Don’t write fake Amazon or B&N reviews without mentioning that bit about being the author. Likewise, asking and/or paying others for 5-star reviews is shady.
Don’t deceive or otherwise mistreat your teammates (editors, comic book artists, etc).
Don’t create or unilaterally edit your Wikipedia page. (Yes, they can find out). If there is a factual error on your Wikipedia page, propose a change in the Discussion section and be upfront about who you are. If nobody objects to your proposed change, then you can safely make the change even though you have a conflict of interest. For more details, please see Wikipedia’s guidelines for users with a conflict of interest. PS: Making enemies over at Wikipedia is REALLY bad business. Almost as much as the US Air Force or Google, they can really give you a bad day.
3. Anger and rudeness are almost always unhelpful.
A rude response to a negative review is MUCH more dangerous to your career than the review ever was. For more advice about how to take criticism well, please see this. PS: Don’t worry too much about negative reviews. There are several reasons a negative review might lead a reader to buy the book. For example, “This reviewer didn’t like it, but it sounds like the sort of book I would enjoy,” “After I heard about the book, I checked for other reviews and they generally sound pretty positive,” “Now I want to see if it really is that bad,” etc.
Please don’t publicly rant about the publishing industry. Most professional publishers do cursory Google searches on prospective authors before offering a publishing contract and it would be potentially problematic if your blog had several posts angry about the publishing industry. That’d suggest you would be harder to work with. (You wouldn’t apply to Ford or Toyota with a paper trail indicating that you were surly about car companies, would you?)
Be as polite as possible in your personal dealings. When a publisher Googles you, what will they find? If they find a news article about getting thrown off a plane for disorderly conduct, that would be (pardon my French) le bad. PS: If you DO get thrown off a plane for disorderly conduct, please don’t try to use the 9/11 attacks to make yourself look more sympathetic.

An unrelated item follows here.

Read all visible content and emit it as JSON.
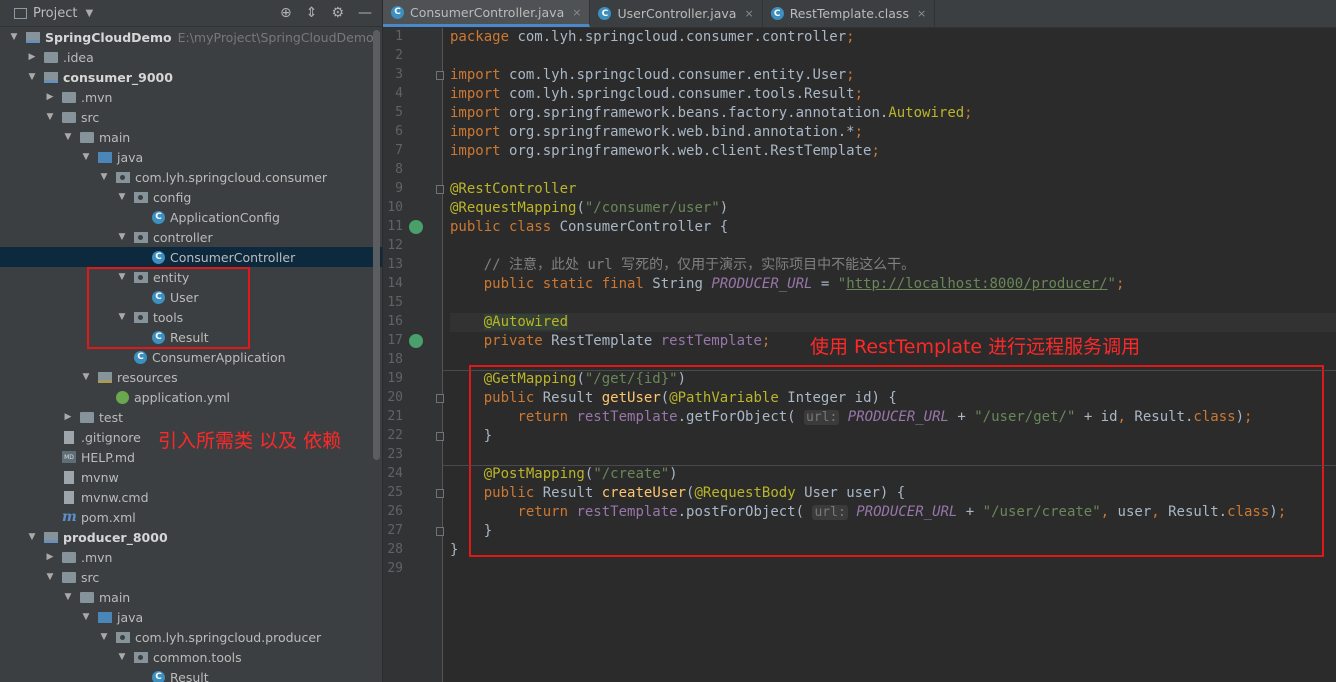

Don’t threaten a lawsuit unless you know what you’re talking about. In most cases, threatening a lawsuit against a reviewer is ill-advised. “Your negative review used quotes from my book in an unauthorized manner.” Fair use, chief. I’d recommend consulting with a lawyer before escalating a situation with legal threats. (If a reviewer publicizes that you’re incompetently trying to browbeat them, it could damage your reputation).
Email: “One of my protagonists is a detective looking for superheroes/vigilantes. What sort of traits might tip him off? Here are some trends that come to mind for American superheroes. Strong Associations They’ve had a loved one(s) murdered by a stranger. That’s pretty rare in the United States. Only about 2,500 U.S. murders are […]
Modern superheroines are easily the most abused type of character in any story. And while you’re likely aware that most of them are simply there to be cardboard love interests (all ravishingly beautiful, of course . . .), today I’m not going down that path. Instead, today we’ll discuss superheroine clothing (or the lack […]
Prisoners was highly entertaining and I think the writers did a good particularly good job portraying the families going through the kidnapping of their daughters. However, basically everything the police did in the movie was exceptionally Hollywood, so much so that it nearly turned the movie into an idiot plot. If you’re the sort of […]
The rivalries between superheroes and supervillains represents the battle between good and evil as a whole. It could be said that, without villains, there would be no heroes. Supervillains provide the opportunity for comic book characters with superpowers to become superheroes, as opposed to just regular everyday super people. But would supervillains even […]
Tony Stark has a drinking problem. And a broken heart. Peter Parker is a nerd. Superman has daddy issues. And Bruce Wayne? Where do you start? These are our heroes. And we learn about their addictions and predilections, their agendas and vendettas over the course of hundreds of issues, creating a tableau of identity […]
Sidekicked is a superhero novel about a sidekick who’s got just enough superpowers to get everybody killed and the various forces trying to screw him (e.g. a possibly nefarious superhero/spymaster, a squad of supervillains hell-bent on revenge, and whoever named him “The Sensationalist”). Here’s what writers can learn from it and how it could improve your [. […]